Consider what had to occur for you to be reading this. Well over a million and a half years ago, the primates with hardware capable of running the human spirit arrived in this world. At some point, they controlled fire, used other things in the world to extend themselves, and created language. They crossed unimaginable distances on foot without ever being certain there would be anything there, or if it would be anything like what they had seen before. How could they do this? Would you think modern humans capable of this? Surely not if you believe that our nature is something defined, like "violent" or "selfish".

No, we are none of those things. The only thing human nature can be is something that allows us to be all of the things we are. Something that allows us to adapt to a changing environment. Something that does not exclude or favor any of the behavior we have seen human beings perform: because otherwise, we would not be capable of doing them all. Taking this assumption, we then recognize that we have survived for well over a million years.

Is this the species that can do no better than capitalism? Is this REALLY what you believe?

Some believe that no, we could do better - but CIVILIZATION has made us EVIL. These primitivists imagine removing these malignant growths on humanity, after which we will be free and h- sorry, I meant "after which everyone who in any way depends on technology or the sophisticated organization of human labor and thought of any kind will die".

But there are also people who actually DO believe that we can do better; that the pieces we have divided the world into can fit together in different ways, more useful ways. These are people who look at the early humans and see how they, though each possessed of an individual self, transcended the limitations the structure of their organism had dictated to them. That by somehow merging the contradictory opposites of one and many, they achieved more together than would have been possible if one of them had worked at it for the duration of the universe. These people feel that this is a thing we are always able to do. They point out that we DO do this, but usually only in service of the capitalist class. They point out that there is NO REASON to restrict our use of this tremendous power in such a way.
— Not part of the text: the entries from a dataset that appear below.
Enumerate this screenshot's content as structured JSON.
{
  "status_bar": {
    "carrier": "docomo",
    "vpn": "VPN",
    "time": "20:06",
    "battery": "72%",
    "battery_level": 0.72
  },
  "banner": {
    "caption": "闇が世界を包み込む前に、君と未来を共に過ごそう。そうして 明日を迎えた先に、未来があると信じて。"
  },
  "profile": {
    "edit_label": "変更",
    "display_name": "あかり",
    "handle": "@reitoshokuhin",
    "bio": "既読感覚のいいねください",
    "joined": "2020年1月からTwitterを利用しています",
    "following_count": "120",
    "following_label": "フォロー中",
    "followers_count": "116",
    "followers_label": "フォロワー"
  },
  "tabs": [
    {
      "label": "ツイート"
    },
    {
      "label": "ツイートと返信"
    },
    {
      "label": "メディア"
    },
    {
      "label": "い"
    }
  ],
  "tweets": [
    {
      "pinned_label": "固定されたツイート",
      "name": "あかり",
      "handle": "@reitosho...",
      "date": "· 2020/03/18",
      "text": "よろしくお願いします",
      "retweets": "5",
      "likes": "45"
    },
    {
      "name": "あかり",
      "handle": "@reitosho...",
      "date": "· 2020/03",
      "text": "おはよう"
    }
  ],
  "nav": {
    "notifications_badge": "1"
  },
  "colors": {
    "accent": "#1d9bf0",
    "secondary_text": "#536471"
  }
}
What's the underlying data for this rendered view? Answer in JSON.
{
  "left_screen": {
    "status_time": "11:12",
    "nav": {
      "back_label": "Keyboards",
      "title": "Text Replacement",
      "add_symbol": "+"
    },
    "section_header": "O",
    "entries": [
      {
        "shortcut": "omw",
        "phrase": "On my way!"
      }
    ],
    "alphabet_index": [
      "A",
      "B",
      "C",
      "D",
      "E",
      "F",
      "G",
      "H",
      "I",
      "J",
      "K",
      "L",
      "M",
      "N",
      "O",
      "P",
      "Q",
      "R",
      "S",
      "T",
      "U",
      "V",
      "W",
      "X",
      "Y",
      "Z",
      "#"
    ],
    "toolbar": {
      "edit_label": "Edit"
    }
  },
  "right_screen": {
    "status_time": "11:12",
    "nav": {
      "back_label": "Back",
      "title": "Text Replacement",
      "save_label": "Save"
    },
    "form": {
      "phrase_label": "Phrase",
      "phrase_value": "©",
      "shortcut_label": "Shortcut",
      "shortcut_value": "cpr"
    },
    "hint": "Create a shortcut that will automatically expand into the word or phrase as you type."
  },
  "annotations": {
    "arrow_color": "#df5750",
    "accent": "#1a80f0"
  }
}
That if this power is turned to the betterment of all humanity, our future as a species would be unimaginably bright.

We call these people Communists. I am one of them, and I would very much like for you to be as well ♥


  1. This article is astoundingly well written. I adore everything about it (except the second sentence, which is very off-putting and serves no positive purpose).

    Capitalism is a cancerous and symbiotic disease which has grown too large for its host to sustain. It desperately needs to be destroyed.

    1. I like how the first bit reads now better.